Communication and empathy: Two crucial elements for successful product managers

By Nick Mehta

On the latest Mehtaphysical Musings, I talked with Jason Knight about the world of product, how it’s evolving, and how we talk about product management to those inside and outside the tech field.

Knight is Director of Product at Unmind, a cultural change platform that helps people flourish at work by giving leaders expert mental health and well-being tools. On the side, Knight is the host of the extremely popular (and brilliantly named) podcast One Knight in Product

We discussed how to explain your product job to family and friends, what’s behind the PLG buzz, fostering diversity in product—and our shared love of memes. Watch the entire episode or read my key takeaways below.

Success as a product manager looks different for everyone

via GIPHY

A common theme in the Mehtaphysical Musings conversations is the wandering path many successful Product Managers take to get to where they are at today. And it makes sense. A role that requires a deep understanding of various stakeholders would attract people who have tried a bit of everything. 

Knight is no different. He mentioned that “It’s definitely been an interesting journey learning how to make software, then learning why to make software, and then laterally trying to work out a lot more around like, well, actually how to be a proper strategic product leader, rather than being someone who’s a really good contributor.” 

As I think about the ways that PMs will impact revenue, growth, and innovation in the future, it’s clear how shifting the mindset away from contributions and towards strategic leadership made Knight such a successful and influential voice in the space.

Product-led growth is not just a buzzword

via GIPHY

Everyone in SaaS is talking about product-led growth (PLG) and many are still trying to figure out how to turn it into practical, successful strategies. Gainsight recently did a Product-Led Growth Index Survey and discovered that 42% of companies aren’t doing PLG because their product isn’t ready. 

What does PLG readiness really mean? 

Knight said, “In the classic sense, you need to have a product you are happy with and willing to put in front of people without being there next to them or having to show them a video first…. There is a continuum and stages you can take. But it’s not just about your product. It’s about your company, your ideal customer profile, and the market you’re going after.”

We agreed that while everyone needs to think about PLG in some dimension, it’s more of a continuum than a light switch. So even if you think that your organization is not ready for a sophisticated PLG initiative, you should still think about ways you can get started. As Knight said, “Ultimately, people are going to start to have higher expectations. People are seeing new software all the time, and they’re interacting with more and more complicated software all the time. If we don’t make our software better, even if we still need a salesperson to sign the deal, then someone’s going to eventually come and take our lunch.” 

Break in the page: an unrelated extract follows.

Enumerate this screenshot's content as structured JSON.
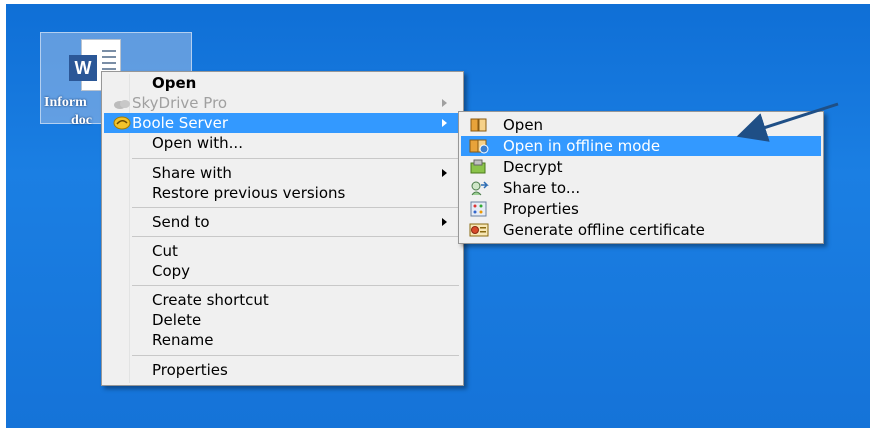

At Gainsight we believe in helping all customers start where they’re at—that includes their PLG motions.

PLG and Sales: Different lenses, same goal

via GIPHY

In some ways, PLG is a response to traditional sales-led growth, which has inherent challenges. The traditional approach can be high touch and high friction, especially in scenarios where a “lone wolf” salesperson promises anything to win a deal. But while tension exists between product and sales, Knight emphasized it is possible to bridge the gap.

He shared a story about a discussion with a senior sales account lead who just couldn’t understand why Knight pushed back about certain things and what the encounter taught him. In short: he realized that neither of them was right or wrong; they were simply looking through different lenses. Salespeople see the world in terms of what’s right for a specific prospect, while PMs are going after a market and trying to make the best decision for the many.

Knight commented, “There’s a lot of work to do there, and I try to help to bridge that gap. It’s just a fundamental difference in the way many salespeople and product people see the world.”

Managing tension between PMs and developers

via GIPHY

Another place tension commonly appears is between developers and PMs, which Knight wrote about in his post The Disappointing Tension Between Some Developers and Some Product Managers. Some fundamentalist, agile XP developers are all about the code and don’t see the purpose of having PMs. 

As with sales, Knight sees this as a bridgeable gap and one that can be resolved at a company level. Some companies have systems and environments that cause inherent friction, but it’s more productive to take a values-driven approach and assume positive intent, encouraging collaboration and awareness that all roles are important.

I couldn’t agree with him more. At Gainsight, we’re big believers in fostering inclusion. Product management is a really complex job, so the more diversity of perspectives a PM has, the more successful they’ll be. 

Leave a reply

Your email address will not be published.